Among the entries that follow, tally the lines with the string "Delete". Give no more than the number.

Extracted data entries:
-*-*-

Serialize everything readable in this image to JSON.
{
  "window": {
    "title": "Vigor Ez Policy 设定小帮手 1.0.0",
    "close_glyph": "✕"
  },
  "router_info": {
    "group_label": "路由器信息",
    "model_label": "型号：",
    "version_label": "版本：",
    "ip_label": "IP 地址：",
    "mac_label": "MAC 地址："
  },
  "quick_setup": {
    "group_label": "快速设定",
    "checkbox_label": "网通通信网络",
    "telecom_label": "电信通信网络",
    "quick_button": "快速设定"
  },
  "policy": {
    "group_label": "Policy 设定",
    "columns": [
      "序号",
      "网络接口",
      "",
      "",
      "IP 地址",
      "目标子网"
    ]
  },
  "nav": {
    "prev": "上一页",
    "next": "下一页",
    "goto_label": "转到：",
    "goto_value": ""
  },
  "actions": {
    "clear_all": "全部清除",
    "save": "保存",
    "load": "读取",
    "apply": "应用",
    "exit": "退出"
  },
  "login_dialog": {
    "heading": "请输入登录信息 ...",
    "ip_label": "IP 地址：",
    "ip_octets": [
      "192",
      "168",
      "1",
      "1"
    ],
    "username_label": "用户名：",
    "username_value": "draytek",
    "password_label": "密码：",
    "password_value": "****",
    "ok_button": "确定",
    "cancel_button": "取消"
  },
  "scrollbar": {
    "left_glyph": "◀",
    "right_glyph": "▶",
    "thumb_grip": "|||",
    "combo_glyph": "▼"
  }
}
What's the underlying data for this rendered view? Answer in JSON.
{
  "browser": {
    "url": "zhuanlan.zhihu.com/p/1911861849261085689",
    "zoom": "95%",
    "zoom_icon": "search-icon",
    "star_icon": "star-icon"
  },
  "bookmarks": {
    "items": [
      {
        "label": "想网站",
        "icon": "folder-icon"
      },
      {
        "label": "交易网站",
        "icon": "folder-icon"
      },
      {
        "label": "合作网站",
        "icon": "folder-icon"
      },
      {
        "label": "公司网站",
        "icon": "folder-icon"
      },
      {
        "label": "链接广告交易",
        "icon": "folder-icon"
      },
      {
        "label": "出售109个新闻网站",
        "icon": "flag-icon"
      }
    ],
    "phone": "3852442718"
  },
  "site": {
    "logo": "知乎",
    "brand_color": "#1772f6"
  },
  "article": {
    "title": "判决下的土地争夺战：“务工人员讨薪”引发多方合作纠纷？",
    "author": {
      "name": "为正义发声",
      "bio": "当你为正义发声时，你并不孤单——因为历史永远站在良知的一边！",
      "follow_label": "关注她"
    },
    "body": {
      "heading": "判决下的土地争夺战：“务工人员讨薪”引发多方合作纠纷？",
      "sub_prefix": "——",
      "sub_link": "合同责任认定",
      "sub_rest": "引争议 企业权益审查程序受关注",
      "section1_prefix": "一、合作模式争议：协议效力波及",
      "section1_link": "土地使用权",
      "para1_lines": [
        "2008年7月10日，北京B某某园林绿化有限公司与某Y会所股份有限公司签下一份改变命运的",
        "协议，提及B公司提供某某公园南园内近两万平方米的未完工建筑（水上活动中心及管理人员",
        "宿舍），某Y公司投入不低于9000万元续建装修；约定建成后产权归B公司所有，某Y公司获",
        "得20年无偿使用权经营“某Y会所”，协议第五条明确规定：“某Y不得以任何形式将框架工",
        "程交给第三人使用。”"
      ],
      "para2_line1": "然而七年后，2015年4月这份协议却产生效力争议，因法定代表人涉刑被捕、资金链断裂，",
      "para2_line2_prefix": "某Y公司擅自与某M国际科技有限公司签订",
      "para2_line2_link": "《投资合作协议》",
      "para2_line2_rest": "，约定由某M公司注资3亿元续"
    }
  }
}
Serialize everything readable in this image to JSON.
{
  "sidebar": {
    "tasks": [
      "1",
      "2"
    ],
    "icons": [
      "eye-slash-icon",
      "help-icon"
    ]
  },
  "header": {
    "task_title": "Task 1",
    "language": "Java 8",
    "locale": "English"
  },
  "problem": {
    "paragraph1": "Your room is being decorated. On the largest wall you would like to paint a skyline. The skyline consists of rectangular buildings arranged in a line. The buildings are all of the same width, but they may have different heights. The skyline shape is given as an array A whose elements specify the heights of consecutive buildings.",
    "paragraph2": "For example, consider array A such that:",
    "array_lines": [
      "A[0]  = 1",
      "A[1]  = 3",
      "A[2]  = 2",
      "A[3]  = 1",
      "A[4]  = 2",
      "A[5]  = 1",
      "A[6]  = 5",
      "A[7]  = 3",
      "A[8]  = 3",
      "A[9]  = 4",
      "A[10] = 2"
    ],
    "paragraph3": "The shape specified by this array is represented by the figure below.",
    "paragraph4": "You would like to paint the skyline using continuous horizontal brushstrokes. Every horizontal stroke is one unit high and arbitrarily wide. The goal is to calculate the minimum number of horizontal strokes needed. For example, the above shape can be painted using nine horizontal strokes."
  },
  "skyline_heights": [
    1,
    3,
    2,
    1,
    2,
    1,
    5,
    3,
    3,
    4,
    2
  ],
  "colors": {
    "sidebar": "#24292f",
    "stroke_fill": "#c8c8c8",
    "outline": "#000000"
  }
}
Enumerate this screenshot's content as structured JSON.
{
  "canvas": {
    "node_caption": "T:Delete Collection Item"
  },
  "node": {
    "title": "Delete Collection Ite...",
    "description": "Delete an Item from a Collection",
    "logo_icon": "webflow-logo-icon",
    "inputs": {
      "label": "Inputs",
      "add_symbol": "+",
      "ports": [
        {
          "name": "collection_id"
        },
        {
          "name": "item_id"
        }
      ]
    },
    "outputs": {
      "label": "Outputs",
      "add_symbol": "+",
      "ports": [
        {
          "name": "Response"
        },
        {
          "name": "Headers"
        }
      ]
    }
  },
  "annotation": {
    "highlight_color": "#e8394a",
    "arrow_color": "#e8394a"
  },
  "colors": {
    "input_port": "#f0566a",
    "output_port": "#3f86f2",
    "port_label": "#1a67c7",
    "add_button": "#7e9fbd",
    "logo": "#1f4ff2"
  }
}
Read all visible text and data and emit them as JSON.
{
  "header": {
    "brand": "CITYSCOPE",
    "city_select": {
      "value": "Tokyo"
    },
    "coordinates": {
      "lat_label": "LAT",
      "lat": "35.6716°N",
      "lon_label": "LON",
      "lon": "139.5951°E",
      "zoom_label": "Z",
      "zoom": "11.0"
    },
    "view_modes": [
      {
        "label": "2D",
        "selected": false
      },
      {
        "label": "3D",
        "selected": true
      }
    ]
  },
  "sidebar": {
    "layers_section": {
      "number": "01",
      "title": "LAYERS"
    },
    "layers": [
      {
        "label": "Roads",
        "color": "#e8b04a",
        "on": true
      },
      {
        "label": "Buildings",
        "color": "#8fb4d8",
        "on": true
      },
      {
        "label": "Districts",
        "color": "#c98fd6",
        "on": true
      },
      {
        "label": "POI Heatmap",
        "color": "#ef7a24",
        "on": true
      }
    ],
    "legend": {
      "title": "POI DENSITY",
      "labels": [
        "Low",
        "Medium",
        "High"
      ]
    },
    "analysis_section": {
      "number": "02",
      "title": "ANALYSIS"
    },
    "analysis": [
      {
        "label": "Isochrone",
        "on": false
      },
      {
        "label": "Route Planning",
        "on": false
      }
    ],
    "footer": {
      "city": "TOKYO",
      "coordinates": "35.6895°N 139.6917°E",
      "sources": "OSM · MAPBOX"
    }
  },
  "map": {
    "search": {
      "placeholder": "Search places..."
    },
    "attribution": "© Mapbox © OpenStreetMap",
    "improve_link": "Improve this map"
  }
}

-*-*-

■ Task answer: 3